Is that iconic amazing spiral-horned antelope a Southern Greater Kudu or a Cape Kudu?
Both belong to the Greater Kudu group originally separated by their geological location. The Cape Kudu, as implied by its name is predominantly located in the Eastern Cape.
The Southern Greater Kudu can be hunted in Botswana, Mozambique, Namibia, Zambia and Zimbabwe. In South Africa, the Southern Greater Kudu’s home range extends through the Thornveld and Bushveld regions of the Northern Cape, Limpopo, Mpumalanga and KwaZulu-Natal Provinces.
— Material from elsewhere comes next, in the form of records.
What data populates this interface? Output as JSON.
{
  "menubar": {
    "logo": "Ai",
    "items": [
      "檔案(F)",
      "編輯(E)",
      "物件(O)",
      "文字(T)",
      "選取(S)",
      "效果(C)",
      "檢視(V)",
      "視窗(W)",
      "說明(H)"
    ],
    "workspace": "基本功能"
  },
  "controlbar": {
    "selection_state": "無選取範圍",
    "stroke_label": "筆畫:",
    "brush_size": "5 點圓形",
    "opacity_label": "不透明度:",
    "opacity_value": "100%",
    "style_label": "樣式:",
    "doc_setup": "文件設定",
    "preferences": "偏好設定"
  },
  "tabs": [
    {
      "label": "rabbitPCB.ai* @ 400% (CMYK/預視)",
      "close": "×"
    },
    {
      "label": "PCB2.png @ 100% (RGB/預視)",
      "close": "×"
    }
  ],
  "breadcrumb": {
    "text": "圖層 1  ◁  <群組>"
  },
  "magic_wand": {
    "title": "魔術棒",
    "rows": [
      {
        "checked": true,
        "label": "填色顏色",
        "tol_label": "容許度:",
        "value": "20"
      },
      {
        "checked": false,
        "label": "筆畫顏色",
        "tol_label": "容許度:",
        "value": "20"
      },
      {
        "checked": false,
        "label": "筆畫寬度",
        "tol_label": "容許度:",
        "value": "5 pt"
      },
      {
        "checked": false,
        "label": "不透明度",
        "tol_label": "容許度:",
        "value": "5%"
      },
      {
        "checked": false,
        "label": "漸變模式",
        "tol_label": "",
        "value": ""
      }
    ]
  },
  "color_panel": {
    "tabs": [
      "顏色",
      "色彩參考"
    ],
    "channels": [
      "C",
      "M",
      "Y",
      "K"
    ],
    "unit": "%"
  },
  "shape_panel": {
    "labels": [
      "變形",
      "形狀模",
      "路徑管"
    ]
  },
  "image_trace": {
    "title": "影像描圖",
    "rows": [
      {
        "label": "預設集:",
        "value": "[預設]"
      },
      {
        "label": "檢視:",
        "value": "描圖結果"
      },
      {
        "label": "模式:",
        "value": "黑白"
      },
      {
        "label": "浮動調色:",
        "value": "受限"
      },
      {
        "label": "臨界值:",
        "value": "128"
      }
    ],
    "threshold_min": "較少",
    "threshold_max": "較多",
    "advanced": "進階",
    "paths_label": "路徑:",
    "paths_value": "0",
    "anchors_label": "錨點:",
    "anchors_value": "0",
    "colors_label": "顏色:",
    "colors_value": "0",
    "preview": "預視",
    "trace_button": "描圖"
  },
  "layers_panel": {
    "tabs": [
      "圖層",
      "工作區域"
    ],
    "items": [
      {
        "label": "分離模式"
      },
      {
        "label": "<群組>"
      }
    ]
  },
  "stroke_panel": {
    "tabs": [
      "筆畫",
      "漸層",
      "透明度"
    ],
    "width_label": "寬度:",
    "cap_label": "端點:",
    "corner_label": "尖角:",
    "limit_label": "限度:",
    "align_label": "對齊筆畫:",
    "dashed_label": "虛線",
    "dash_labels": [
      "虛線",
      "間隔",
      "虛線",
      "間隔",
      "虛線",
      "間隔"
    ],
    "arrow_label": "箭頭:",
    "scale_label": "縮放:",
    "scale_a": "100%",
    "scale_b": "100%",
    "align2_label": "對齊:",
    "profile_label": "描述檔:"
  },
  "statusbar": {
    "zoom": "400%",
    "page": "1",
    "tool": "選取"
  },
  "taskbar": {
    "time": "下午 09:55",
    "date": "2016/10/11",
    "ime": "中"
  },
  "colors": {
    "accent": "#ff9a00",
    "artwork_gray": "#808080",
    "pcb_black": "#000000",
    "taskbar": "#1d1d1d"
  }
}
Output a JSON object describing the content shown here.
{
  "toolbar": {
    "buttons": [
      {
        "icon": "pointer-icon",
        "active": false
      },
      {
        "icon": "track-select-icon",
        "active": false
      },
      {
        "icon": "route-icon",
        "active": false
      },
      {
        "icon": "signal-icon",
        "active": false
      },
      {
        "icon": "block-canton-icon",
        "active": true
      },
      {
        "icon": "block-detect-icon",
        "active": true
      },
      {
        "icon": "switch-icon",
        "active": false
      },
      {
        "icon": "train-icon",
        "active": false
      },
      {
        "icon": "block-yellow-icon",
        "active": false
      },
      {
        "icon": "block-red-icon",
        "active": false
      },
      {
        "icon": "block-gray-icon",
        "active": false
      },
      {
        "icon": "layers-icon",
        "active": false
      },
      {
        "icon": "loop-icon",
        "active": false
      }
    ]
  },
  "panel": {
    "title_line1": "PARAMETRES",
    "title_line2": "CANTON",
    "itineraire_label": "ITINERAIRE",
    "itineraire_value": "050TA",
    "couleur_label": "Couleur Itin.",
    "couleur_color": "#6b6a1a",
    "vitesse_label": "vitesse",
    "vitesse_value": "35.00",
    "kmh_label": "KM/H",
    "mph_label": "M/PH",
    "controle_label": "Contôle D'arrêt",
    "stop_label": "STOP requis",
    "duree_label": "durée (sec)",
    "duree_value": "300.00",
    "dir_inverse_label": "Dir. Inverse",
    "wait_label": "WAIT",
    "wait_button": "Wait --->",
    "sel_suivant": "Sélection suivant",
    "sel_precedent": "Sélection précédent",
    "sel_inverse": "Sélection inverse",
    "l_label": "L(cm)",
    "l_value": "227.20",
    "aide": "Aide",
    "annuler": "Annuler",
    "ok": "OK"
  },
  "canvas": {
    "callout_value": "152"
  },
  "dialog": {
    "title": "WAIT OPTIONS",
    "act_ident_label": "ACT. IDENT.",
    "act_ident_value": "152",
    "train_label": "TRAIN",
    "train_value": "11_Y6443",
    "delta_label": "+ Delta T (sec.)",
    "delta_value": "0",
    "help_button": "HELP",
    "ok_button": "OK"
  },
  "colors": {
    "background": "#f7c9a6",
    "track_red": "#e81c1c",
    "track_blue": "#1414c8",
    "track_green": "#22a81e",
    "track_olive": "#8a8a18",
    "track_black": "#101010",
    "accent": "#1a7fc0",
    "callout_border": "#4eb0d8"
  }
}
The Eastern Cape Kudu subspecies was smaller in stature than the Southern Greater Kudu with a much darker colour hide and horns. The average horn length of an Eastern Cape Kudu was 44-47” with a big bull measuring just over 50”.
Many hunters aspire to shooting that holy grail of a Southern Greater Kudu measuring 60” or more. This has led to genetically selective breeding of Kudu throughout the country. Recently a new world record Southern Greater Kudu bull, Mr Wow was darted and measured at and impressive 75 2/8”.
Photo courtesy of Wild & Jag.
However, in reality, what have these breeding programs done for hunting? First and foremost it has improved the overall quality of Kudu available for hunting in the country but in the process significantly pushed up the trophy fees of a high quality trophy bulls.
With wild animals being translocated throughout the country and even to Namibia, is the Kudu you just hunted really an Eastern Cape Kudu because of its location – or was it a transplanted genetically engineered animal? When will DNA sampling become a prerequisite for anyone wishing to enter a trophy into the record book?